After attending workshops, if you’re like me, you do some reflecting on your strengths and weaknesses. I enjoy myself more if I do the moves properly. If you want to see a real improvement in your dance, it’s a good idea to work on your fitness. So I decided to give dance classes a break for a while and join a gym. The gym membership included a fitness check, and I worked towards my goals. After a month I started to see results. I didn’t plan to, but I lost weight, and I developed more energy.
A good gym will also provide a spa, pool and fitness classes, including yoga and other higher intensity workouts. The body gets bored with routine, so plan a varied workout. The gym also helped me develop more confidence, flexibility, and posture. The problem with dance classes (even with the advanced classes) is that go at the pace of the participants and fitness isn’t the main goal. That’s fair enough, because it is impossible to please everyone and you are there to work as a team. If you do want to improve further and you can afford it, I suggest you do one to one classes, much like you’d hire a personal trainer. But be realistic with your goals.
Some teachers include some yoga moves as part of the class. I really like this because it improves posture and flexibility, as you get warmed up for the class. When practising alone, try to memorise a few of your favourite stretches and do them often throughout the day. Even when you’re at work! Troupe costumes can be tricky. They don’t always suit every body. A good teacher is open to talk to you about it.
In Sydney I did a workshop with Kami Liddle and a few weeks before I went, I did some lessons at home using her instructional DVD. I didn’t have much knowledge about Tribal Fusion but it worked! I was more confident and could keep up. Hooray! I also made new friends.
Once you start learning on your own, you may feel alone. But don’t stop. Keep yourself open for any other dance workshops that come up. I learned more doing the workshops than my normal classes because they are longer and more intense.
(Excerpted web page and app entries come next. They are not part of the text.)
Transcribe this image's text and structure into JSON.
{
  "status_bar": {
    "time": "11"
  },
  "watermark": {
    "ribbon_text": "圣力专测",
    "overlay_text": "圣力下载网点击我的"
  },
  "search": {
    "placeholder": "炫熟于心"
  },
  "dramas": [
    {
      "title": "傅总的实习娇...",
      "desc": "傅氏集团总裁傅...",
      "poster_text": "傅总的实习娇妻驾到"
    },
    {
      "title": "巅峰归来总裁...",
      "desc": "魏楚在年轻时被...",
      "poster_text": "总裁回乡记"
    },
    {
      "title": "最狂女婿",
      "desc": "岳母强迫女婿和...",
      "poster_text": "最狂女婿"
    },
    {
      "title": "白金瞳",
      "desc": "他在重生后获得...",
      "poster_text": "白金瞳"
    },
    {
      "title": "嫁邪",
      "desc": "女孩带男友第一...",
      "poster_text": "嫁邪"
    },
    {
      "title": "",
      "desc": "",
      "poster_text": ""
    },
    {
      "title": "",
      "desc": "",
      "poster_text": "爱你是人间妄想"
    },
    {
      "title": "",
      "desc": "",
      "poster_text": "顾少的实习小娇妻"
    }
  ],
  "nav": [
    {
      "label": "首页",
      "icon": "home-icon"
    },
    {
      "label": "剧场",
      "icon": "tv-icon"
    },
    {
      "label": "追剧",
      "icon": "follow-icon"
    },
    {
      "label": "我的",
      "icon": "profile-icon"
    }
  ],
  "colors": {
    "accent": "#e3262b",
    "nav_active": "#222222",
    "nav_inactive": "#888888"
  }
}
The teachers give a lot of valuable advice so take a pen and pad with you, and don’t be afraid to write things down. A video camera also comes in handy. Workshop events include performances which are a big inspiration.
These are some more performance favourites:
My advice is to think about what can help you learn and grow because this is what will bring out the best in you, feel confident, relax and have fun! Before a class I like to do myself up a bit to get into the mood for dance. There are no set rules on that. Be you. If you like wearing lipstick- do it. If you’d like to try out a new outfit, do it. But my advice is to dress simply at your first class, just to judge what’s acceptable.For workshops I suggest you take a few change of clothes, water, a towel and snacks.
These days I have a lot more time to dedicate to writing and dance. I started Flamenco, bike everywhere, and joined a gym. Eventually I’ll be replacing flamenco with tribal fusion, as I find what style of dance suites me. I recommend trying a bit of everything, before settling with one or two styles you love. This will give you a sense of achievement and belonging. Workshops are also great ways to try new styles!
It’s been a while since I’ve performed and I think the break has been a good time to reflect. I’m focusing on my poetry books and other projects. In time, I will perform again when the time is right.
It’s wise to try different teachers when you first start learning and not get attached to one.
Thank you for reading. If you have any experiences and tips on dance please share in the comments section.
© Maria Grujicic and poemsthadance.com, from February 2011. Unauthorized use and/or duplication of this material without express and written permission from this blog’s author and/or owner is strictly prohibited. Excerpts and links may be used, provided that full and clear credit is given to Maria Grujicic and poemsthadance.com with appropriate and specific direction to the original content.